    Anslinger made similar horrific pronouncements before members of the Senate, which spent even less time debating than the measure than had the House. By June, less than three months after the bill’s introduction, the House of Representatives voted affirmatively to pass the proposal, which was described by one congressman as having “something to do with something that is called marijuana. I believe it is a narcotic of some kind.”

    Weeks later, after the Senate had approved their version of the bill, the House was asked to vote once again on the measure. Prior to the House’s final vote, one representative asked whether the American Medical Association had endorsed the proposal, to which a member of the Ways and Means Committee replied, “Their Dr. Wharton (sic) gave this measure his full support.” Following this brief exchange of inaccurate information, Congress gave its final approval of the Marihuana Tax Act without a recorded vote.

    President Franklin Roosevelt promptly signed the legislation into law. The Marihuana Tax Act officially took effect on October 1, 1937 – thus setting in motion the federal government’s foray into the criminal enforcement of marijuana laws which continues unabated today.

  • by Paul Armentano, NORML Deputy Director April 29, 2011

    Marijuana prohibition ‘celebrates’ its centennial anniversary today. That’s right, the government’s war on cannabis consumers is now officially 100-years-old.

    Self-evidently, cannabis has won.

    Although many credit the passage of the federal Marijuana Tax Act of 1937 with the initiation of pot prohibition, the reality is that one hundred years ago today, Massachusetts Governor Eugene Foss signed the first statewide anti-pot prohibition into law. Following Massachusetts, over 30 states quickly followed suit — including California, Maine, Indiana and Wyoming in 1913 — leading the way for federal prohibition some two-and-a-half decades later.

    Of course, cannabis use was practically non-existent in Massachusetts (as well as in most of the rest of the country) in 1911. Yet today, 100 years following the plant’s criminalization, the state boasts one of the highest rates of pot use in the nation.

    Former NORML Board Member Richard Evans, author of Massachusetts House Bill 1371, the Cannabis Regulation and Taxation Act, nails it:

    “Despite a century of ever-zealous enforcement and thunderous propaganda at taxpayer expense, marijuana inextricably permeates our culture. Its cultivation, commerce and use have proven ineradicable. We have tried mightily and we have failed to extirpate it. If anyone, anywhere, believes that spending more money on marijuana enforcement will drive out pot, let that person come forward and tell us plainly what it will take to make that happen, how much it will cost, and where the money will come from.

    The futility of enforcement, however, is not the urgent reason to legalize it. The reason is that prohibition has become a destructive force in our society.

    Most perniciously, marijuana prohibition provides the tools and the excuses for the oppression of minorities.
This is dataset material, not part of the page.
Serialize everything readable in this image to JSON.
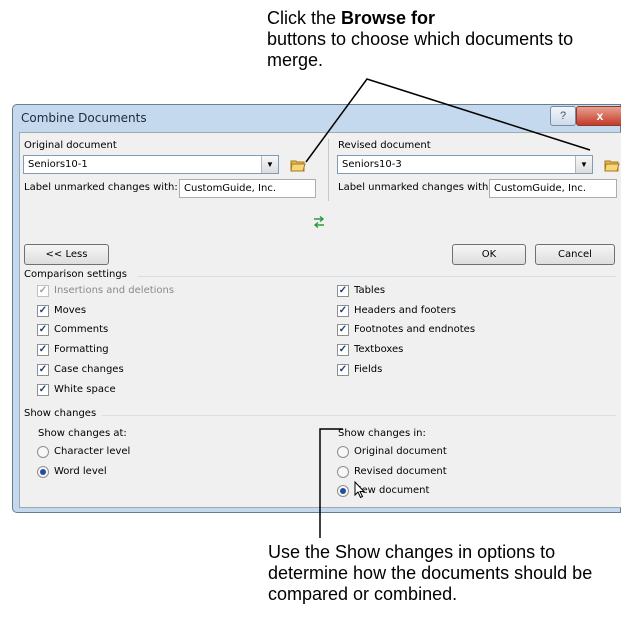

No historian denies that the early drug laws were conceived for that purpose, and today’s grotesquely disproportionate incarceration rate of African-Americans proves that the drug laws have shamefully accomplished that purpose.

    Prohibition divides us. Getting caught with pot, or the fear of getting caught, divides parents and teens, employers and employees, friends, neighbors, colleagues, doctors and patients, and citizens and the police. That divisiveness weakens us as we face colossal challenges like a sick economy, the insolvency of states and municipalities, climate change and our addiction to imported oil. As long as cannabis remains illegal, it cannot be a part of the solution to those colossal challenges.

    … Our immediate challenge is not to legalize cannabis, but to legalize serious talk about it, without smirks and snickers. How legalization can best protect public health and safety, and discourage abuse, and how to tax the substance, are issues not just for politicians, but for everyone. Legalization is no longer for stoners; it’s for taxpayers, entrepreneurs and grandparents, horrified at the likely state of the planet on which their grandchildren will grow up.

    Let the debate begin now, lest another hundred years go by.”